This may be one of the smallest municipalities in Miami-Dade County , but it is also one of the best known. Covering a third of a square mile, the village has long been a favored hideaway of the rich and famous where celebrity spotting is easy. Here the main street, Collins Avenue , becomes a wide boulevard graced by stately palm trees and greenery. To the east, against a backdrop of the Atlantic Ocean , you’ll find the village’s 2 luxury resorts and gleaming condominium towers set amid flowers and fountains. On the west side of Collins Avenue , low-rise apartment buildings stand next to the gated entrance to Bal Harbour ‘s single-family homes. Heading north out of this tiny oceanside city, the road rises to a crest over the Haulover Bridge . On the other side you’ll find Haulover Park where you can enjoy the beach, water, picnic area and more.
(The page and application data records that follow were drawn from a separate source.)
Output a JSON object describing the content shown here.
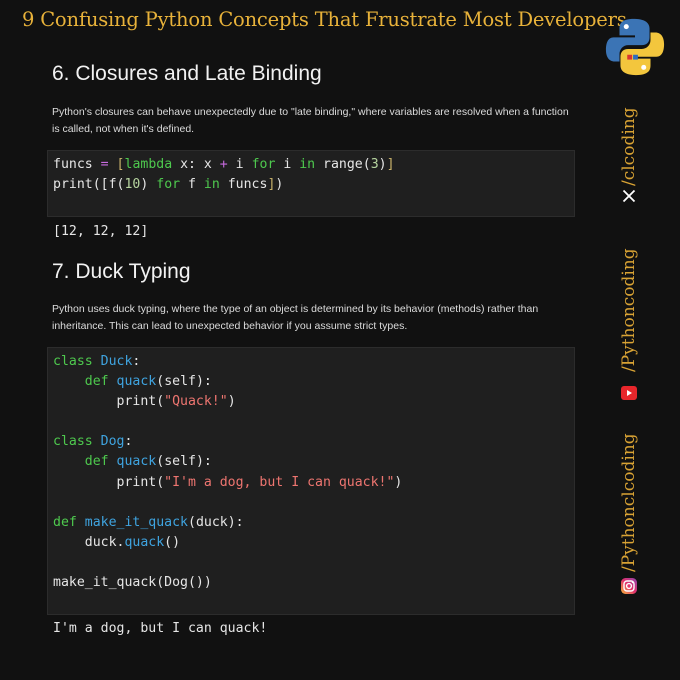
{
  "header": {
    "title": "9 Confusing Python Concepts That Frustrate Most Developers"
  },
  "colors": {
    "accent": "#e8b23a",
    "background": "#111111",
    "code_bg": "#1f1f1f"
  },
  "sections": [
    {
      "title": "6. Closures and Late Binding",
      "description": "Python's closures can behave unexpectedly due to \"late binding,\" where variables are resolved when a function is called, not when it's defined.",
      "code_lines": [
        "funcs = [lambda x: x + i for i in range(3)]",
        "print([f(10) for f in funcs])"
      ],
      "output": "[12, 12, 12]"
    },
    {
      "title": "7. Duck Typing",
      "description": "Python uses duck typing, where the type of an object is determined by its behavior (methods) rather than inheritance. This can lead to unexpected behavior if you assume strict types.",
      "code_lines": [
        "class Duck:",
        "    def quack(self):",
        "        print(\"Quack!\")",
        "",
        "class Dog:",
        "    def quack(self):",
        "        print(\"I'm a dog, but I can quack!\")",
        "",
        "def make_it_quack(duck):",
        "    duck.quack()",
        "",
        "make_it_quack(Dog())"
      ],
      "output": "I'm a dog, but I can quack!"
    }
  ],
  "sidebar": {
    "handles": [
      {
        "text": "/clcoding",
        "icon": "x-icon"
      },
      {
        "text": "/Pythoncoding",
        "icon": "youtube-icon"
      },
      {
        "text": "/Pythonclcoding",
        "icon": "instagram-icon"
      }
    ]
  },
  "logo": {
    "icon": "python-logo-icon"
  }
}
Bal Harbour shops are the village’s crown jewel. The upscale mall is open to the sky, but designed to protect shoppers from the elements in a tropical garden setting, swathed in scarlet and purple bougainvillea. Here you can browse the collection of internationally renowned boutiques and stores that evoke style centers in New York , Paris , Milan , and London . The latest designer fashions and accessories, precious gems and fine, decorative objects may be found here.
When it comes to dining, you can choose from an array of elegant cuisines — continental, international, Italian, Latin, seafood, steaks, sushi, and New Miami World cuisine served by the restaurants or the village’s two resorts. But whether you dine indoors or outdoors, in a cafe or bistro, or on a terrace overlooking the Atlantic Ocean , you’ll savor the ambience of Bal Harbour.
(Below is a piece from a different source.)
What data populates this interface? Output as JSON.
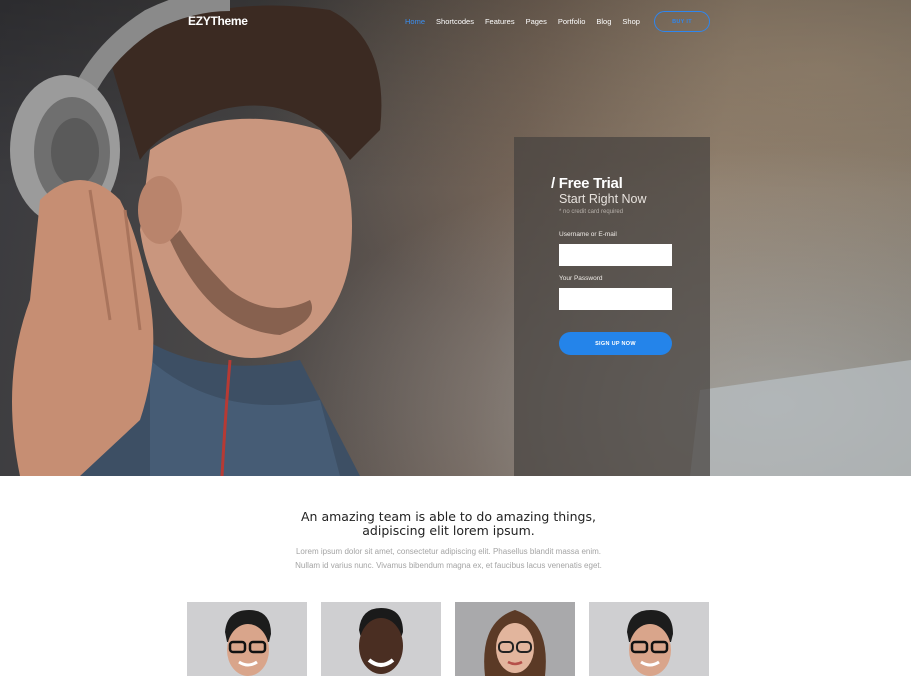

Sunny Isles Beach
The scene is changing in this lively resort area, as funky 1950’s motels and small beachfront hotels give way to luxury apartment towers and hotels. But little has changed on the Newport Fishing Pier, where you can drop a line and fish from shore.
For the thrill of deep-sea fishing, just head south to the charter boats docked on the Intracoastal Highway at Haulover Beach Park – a park split down the middle by the main road, Collins Avenue. (THIS SHOULD BE ONE COMPLETE PARAGRAPH W/THE NEXT PARAGRAPH.) On one side, bordering the Intracoastal Waterway, ocean breezes cool the 9-hole, par-3 golf course and the tennis courts, making the park a perfect spot for kite flying. Across Collins Avenue, a one-mile long stretch of pristine beach gives you the obvious surf and sand choices, plus shaded picnic areas where you can enjoy a day of fun or a quick oceanside lunch or dinner.
One of the attractions of this quiet, family-oriented town is the wide, secluded beach that is bordered by a path through the dunes.
Rejuvenated hotels and luxury high-rise condominiums are changing the style of Collins Avenue , but Harding Avenue retains the feel of an old-style main street with small shops, a 1950’s corner drugstore and a soda fountain.
Small bistros welcome strollers for a casual meal, while the oceanfront Surfside Community Center and Tot-Lotpresent various shows and events year round in an art deco-style outdoor stage that is reminiscent of a miniature Hollywood Bowl.
Just south of surfside, the North Shore State Recreation Area offers an unspoiled beachfront nature preserve and picnic area that also caters to families.